--- START ---
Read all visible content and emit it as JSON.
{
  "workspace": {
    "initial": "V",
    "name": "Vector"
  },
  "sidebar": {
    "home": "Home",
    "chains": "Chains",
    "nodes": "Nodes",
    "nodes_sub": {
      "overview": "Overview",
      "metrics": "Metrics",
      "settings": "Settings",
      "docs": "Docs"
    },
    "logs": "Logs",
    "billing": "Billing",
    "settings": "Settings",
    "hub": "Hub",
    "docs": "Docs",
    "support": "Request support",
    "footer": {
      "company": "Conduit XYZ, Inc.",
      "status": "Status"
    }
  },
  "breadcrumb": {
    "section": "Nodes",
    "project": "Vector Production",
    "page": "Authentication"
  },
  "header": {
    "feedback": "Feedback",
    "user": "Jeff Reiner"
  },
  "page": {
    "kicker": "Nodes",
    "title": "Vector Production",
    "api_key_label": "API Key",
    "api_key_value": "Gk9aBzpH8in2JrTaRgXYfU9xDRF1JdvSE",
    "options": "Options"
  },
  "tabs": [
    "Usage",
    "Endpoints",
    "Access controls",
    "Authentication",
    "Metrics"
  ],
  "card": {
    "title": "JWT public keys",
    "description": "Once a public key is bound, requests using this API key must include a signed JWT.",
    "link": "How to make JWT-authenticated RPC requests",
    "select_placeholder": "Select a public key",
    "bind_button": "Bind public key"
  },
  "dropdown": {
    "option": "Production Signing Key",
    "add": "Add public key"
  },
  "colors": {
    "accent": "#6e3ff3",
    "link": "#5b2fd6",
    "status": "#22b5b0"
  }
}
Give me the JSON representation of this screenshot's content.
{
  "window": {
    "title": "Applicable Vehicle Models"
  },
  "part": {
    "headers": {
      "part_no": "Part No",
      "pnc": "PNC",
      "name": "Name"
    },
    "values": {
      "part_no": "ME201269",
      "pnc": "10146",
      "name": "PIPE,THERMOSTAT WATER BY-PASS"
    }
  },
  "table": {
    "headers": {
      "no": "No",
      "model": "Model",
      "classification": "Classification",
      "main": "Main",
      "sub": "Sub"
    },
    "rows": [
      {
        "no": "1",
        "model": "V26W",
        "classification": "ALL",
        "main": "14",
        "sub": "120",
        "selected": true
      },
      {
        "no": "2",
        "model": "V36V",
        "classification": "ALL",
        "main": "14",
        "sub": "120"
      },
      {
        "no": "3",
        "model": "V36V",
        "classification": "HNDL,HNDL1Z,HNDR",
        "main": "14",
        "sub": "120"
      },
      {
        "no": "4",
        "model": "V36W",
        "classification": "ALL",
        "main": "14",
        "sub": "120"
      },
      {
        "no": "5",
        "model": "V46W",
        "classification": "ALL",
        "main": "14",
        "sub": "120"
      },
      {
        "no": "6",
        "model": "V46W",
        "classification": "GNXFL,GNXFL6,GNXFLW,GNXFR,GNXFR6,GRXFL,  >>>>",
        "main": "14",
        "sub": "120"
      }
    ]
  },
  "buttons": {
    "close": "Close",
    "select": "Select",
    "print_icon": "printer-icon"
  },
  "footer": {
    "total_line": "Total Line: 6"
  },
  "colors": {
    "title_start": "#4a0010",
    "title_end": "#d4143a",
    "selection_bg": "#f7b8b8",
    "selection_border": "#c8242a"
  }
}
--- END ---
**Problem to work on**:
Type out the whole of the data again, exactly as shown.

**Completed exercise**:
Read all visible content and emit it as JSON.
{
  "workspace": {
    "initial": "V",
    "name": "Vector"
  },
  "sidebar": {
    "home": "Home",
    "chains": "Chains",
    "nodes": "Nodes",
    "nodes_sub": {
      "overview": "Overview",
      "metrics": "Metrics",
      "settings": "Settings",
      "docs": "Docs"
    },
    "logs": "Logs",
    "billing": "Billing",
    "settings": "Settings",
    "hub": "Hub",
    "docs": "Docs",
    "support": "Request support",
    "footer": {
      "company": "Conduit XYZ, Inc.",
      "status": "Status"
    }
  },
  "breadcrumb": {
    "section": "Nodes",
    "project": "Vector Production",
    "page": "Authentication"
  },
  "header": {
    "feedback": "Feedback",
    "user": "Jeff Reiner"
  },
  "page": {
    "kicker": "Nodes",
    "title": "Vector Production",
    "api_key_label": "API Key",
    "api_key_value": "Gk9aBzpH8in2JrTaRgXYfU9xDRF1JdvSE",
    "options": "Options"
  },
  "tabs": [
    "Usage",
    "Endpoints",
    "Access controls",
    "Authentication",
    "Metrics"
  ],
  "card": {
    "title": "JWT public keys",
    "description": "Once a public key is bound, requests using this API key must include a signed JWT.",
    "link": "How to make JWT-authenticated RPC requests",
    "select_placeholder": "Select a public key",
    "bind_button": "Bind public key"
  },
  "dropdown": {
    "option": "Production Signing Key",
    "add": "Add public key"
  },
  "colors": {
    "accent": "#6e3ff3",
    "link": "#5b2fd6",
    "status": "#22b5b0"
  }
}
Give me the JSON representation of this screenshot's content.
{
  "window": {
    "title": "Applicable Vehicle Models"
  },
  "part": {
    "headers": {
      "part_no": "Part No",
      "pnc": "PNC",
      "name": "Name"
    },
    "values": {
      "part_no": "ME201269",
      "pnc": "10146",
      "name": "PIPE,THERMOSTAT WATER BY-PASS"
    }
  },
  "table": {
    "headers": {
      "no": "No",
      "model": "Model",
      "classification": "Classification",
      "main": "Main",
      "sub": "Sub"
    },
    "rows": [
      {
        "no": "1",
        "model": "V26W",
        "classification": "ALL",
        "main": "14",
        "sub": "120",
        "selected": true
      },
      {
        "no": "2",
        "model": "V36V",
        "classification": "ALL",
        "main": "14",
        "sub": "120"
      },
      {
        "no": "3",
        "model": "V36V",
        "classification": "HNDL,HNDL1Z,HNDR",
        "main": "14",
        "sub": "120"
      },
      {
        "no": "4",
        "model": "V36W",
        "classification": "ALL",
        "main": "14",
        "sub": "120"
      },
      {
        "no": "5",
        "model": "V46W",
        "classification": "ALL",
        "main": "14",
        "sub": "120"
      },
      {
        "no": "6",
        "model": "V46W",
        "classification": "GNXFL,GNXFL6,GNXFLW,GNXFR,GNXFR6,GRXFL,  >>>>",
        "main": "14",
        "sub": "120"
      }
    ]
  },
  "buttons": {
    "close": "Close",
    "select": "Select",
    "print_icon": "printer-icon"
  },
  "footer": {
    "total_line": "Total Line: 6"
  },
  "colors": {
    "title_start": "#4a0010",
    "title_end": "#d4143a",
    "selection_bg": "#f7b8b8",
    "selection_border": "#c8242a"
  }
}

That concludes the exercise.